Practical approach

The way we study music nowadays is a bit backwards in the sense that we spend a lot of time studying theory before we (if ever) apply it. Only then do we move on to actual playing.

I believe (and many with me) that music is a language and you shouldn’t learn it from a textbook, but by trying, failing, learning and trying again. Of course having an understanding of the grammar is always a plus and will definitely come in handy.

By approaching modes as tools you can use to solve a problem, instead of approaching them as a concept that you study but never find practical use for, modes will be part of your playing in no time.

If you enjoyed this article you might also enjoy: Create your own basslines: Adding to the root notes

I hope you found this article helpful! Let me know in the comments what your thoughts are and if you have any questions or suggestions.

12 comments

  1. Great information to summarize my thoughts and experiences perfectly after playing bass these 56 years! Bravo!

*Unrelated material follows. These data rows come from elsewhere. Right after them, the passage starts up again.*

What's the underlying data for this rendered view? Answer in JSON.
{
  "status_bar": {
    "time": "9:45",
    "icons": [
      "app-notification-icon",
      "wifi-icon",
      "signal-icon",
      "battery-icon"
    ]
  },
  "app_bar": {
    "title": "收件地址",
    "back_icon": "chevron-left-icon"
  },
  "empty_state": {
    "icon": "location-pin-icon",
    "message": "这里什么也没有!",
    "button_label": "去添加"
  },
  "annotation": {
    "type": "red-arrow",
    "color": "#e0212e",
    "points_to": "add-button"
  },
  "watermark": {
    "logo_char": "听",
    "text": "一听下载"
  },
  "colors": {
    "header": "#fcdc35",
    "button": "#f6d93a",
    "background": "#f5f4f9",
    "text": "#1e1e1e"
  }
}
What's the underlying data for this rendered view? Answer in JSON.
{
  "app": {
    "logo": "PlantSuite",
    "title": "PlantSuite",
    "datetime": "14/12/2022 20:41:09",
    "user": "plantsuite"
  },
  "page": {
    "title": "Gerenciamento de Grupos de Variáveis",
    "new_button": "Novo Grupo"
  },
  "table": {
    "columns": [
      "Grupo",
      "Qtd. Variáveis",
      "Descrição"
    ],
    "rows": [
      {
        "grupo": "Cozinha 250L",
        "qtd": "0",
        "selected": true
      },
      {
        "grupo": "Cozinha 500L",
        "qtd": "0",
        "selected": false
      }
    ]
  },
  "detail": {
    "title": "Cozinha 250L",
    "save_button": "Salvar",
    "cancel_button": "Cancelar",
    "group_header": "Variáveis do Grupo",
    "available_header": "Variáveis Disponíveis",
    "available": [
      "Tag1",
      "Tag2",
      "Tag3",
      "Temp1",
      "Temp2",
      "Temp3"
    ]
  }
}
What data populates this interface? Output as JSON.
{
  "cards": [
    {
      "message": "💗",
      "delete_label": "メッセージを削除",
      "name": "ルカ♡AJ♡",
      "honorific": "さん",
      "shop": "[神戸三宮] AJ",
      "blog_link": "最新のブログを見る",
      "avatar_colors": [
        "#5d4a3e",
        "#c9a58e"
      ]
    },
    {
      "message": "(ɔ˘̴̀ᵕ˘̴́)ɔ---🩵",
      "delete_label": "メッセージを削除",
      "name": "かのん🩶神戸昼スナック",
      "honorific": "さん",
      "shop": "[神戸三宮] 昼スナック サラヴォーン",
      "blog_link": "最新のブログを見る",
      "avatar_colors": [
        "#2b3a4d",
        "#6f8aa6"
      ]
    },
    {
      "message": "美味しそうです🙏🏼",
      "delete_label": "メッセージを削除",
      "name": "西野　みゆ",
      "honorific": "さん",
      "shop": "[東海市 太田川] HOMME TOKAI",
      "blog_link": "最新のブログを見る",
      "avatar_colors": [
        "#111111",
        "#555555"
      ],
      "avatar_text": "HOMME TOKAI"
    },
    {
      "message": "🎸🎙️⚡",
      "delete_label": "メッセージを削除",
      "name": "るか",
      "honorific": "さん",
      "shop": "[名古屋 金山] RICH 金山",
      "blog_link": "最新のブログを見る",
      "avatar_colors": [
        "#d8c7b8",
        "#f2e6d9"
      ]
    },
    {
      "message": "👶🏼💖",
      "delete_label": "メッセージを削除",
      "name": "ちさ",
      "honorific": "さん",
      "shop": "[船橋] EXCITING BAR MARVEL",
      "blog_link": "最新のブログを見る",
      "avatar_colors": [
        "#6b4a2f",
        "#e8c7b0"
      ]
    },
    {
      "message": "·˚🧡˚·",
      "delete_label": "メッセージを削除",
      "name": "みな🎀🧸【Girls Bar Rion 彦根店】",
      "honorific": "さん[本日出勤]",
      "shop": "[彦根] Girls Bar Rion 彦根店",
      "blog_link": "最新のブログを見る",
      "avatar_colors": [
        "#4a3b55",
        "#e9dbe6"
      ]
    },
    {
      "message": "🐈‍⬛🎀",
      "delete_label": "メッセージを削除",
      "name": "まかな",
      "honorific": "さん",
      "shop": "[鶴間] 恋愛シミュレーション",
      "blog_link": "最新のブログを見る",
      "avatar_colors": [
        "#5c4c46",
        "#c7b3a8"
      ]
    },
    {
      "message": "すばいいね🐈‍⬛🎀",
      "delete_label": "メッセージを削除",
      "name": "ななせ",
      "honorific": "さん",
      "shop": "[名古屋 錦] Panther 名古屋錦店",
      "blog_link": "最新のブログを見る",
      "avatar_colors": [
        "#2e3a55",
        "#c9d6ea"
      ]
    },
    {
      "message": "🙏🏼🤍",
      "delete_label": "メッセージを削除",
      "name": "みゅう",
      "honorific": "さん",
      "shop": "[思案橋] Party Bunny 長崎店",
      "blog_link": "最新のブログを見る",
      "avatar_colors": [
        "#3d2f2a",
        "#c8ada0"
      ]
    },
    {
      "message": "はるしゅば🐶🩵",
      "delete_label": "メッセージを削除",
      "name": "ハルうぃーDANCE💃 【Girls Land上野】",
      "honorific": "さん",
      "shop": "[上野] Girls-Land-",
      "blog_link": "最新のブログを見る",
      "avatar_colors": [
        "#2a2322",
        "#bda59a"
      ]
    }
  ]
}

  2. Excellent explanation of the modes. The clearest I have seen. Not so easy to implement but than you to demestify this modes. Love your posts. Keep up the great work!

  3. Thank You. I have read several articles, on this. But with your explanation, the light came on. The chart was an excellent visual that put it al together for me.

  4. Great post, something that I’m embarrassed to admit how long I’ve been playing without every being able to wrap my brain around… Admittedly though I’ve had far more than the”average’number of head injuries/brain trauma but even without the extra common knowledge I’ve been blessed to play with some exceptional bands and just to pass on a little trick that helped me feel as confident as I do when playing with others is to simply close your eyes, leave every ounce of ego you’ve ever developed with the guitarists and singer, and play only what the song is asking for. This little ” trick” is what helped me be respected as a rock solid bassist who’s biggest secret is that I couldn’t play a solo to save my life!
    Respect to you for spelling out modes in such a readable way! Next time try using brown shades instead of the mirrors and grow out the beard or shave it, you’ll look more like a bassist instead of a guitarist lol.. I’m just messing with ya but that’s my bassist dry humor that most people can’t tell if it’s a joke or not.

    1. Hi Brian, I’m glad you found the article helpful. Also, being dependable and laying a great foundation should be the starting point for every bass player. I will consider your manscaping advice when I have the next appointment with my stylist ;). Hope to see you around!

  5. Thanks for this! Easiest explanation so far . However, I’m still confused about one thing. If it’s just the same seven notes how will it sound any different to not thinking about modes at all and just playing the notes from the C major scale and changing the root for each chord change? I’m missing something simple I’m sure. Thanks for the article, I’ll definitely be checking out more

    1. Hey Rich, thanks for the kind words! The difference is mostly that to create a good bassline you have to outline the chords/harmony. And that often means playing the root note of the chord on the first count of the bar. That’s why you approach a D minor chord in the key of C as a D Dorian chord. It also means that playing the 3rd and the 5th of the chord will sound great.

      When finding a part for a song you should always aim to find something that sounds nice. Don’t let the theory be your source of inspiration, but simply a tool you can use to make sense of it all or give you some grip on the possibilities you have. Hope that makes sense. See you around!

Leave a Reply

Your email address will not be published. Required fields are marked *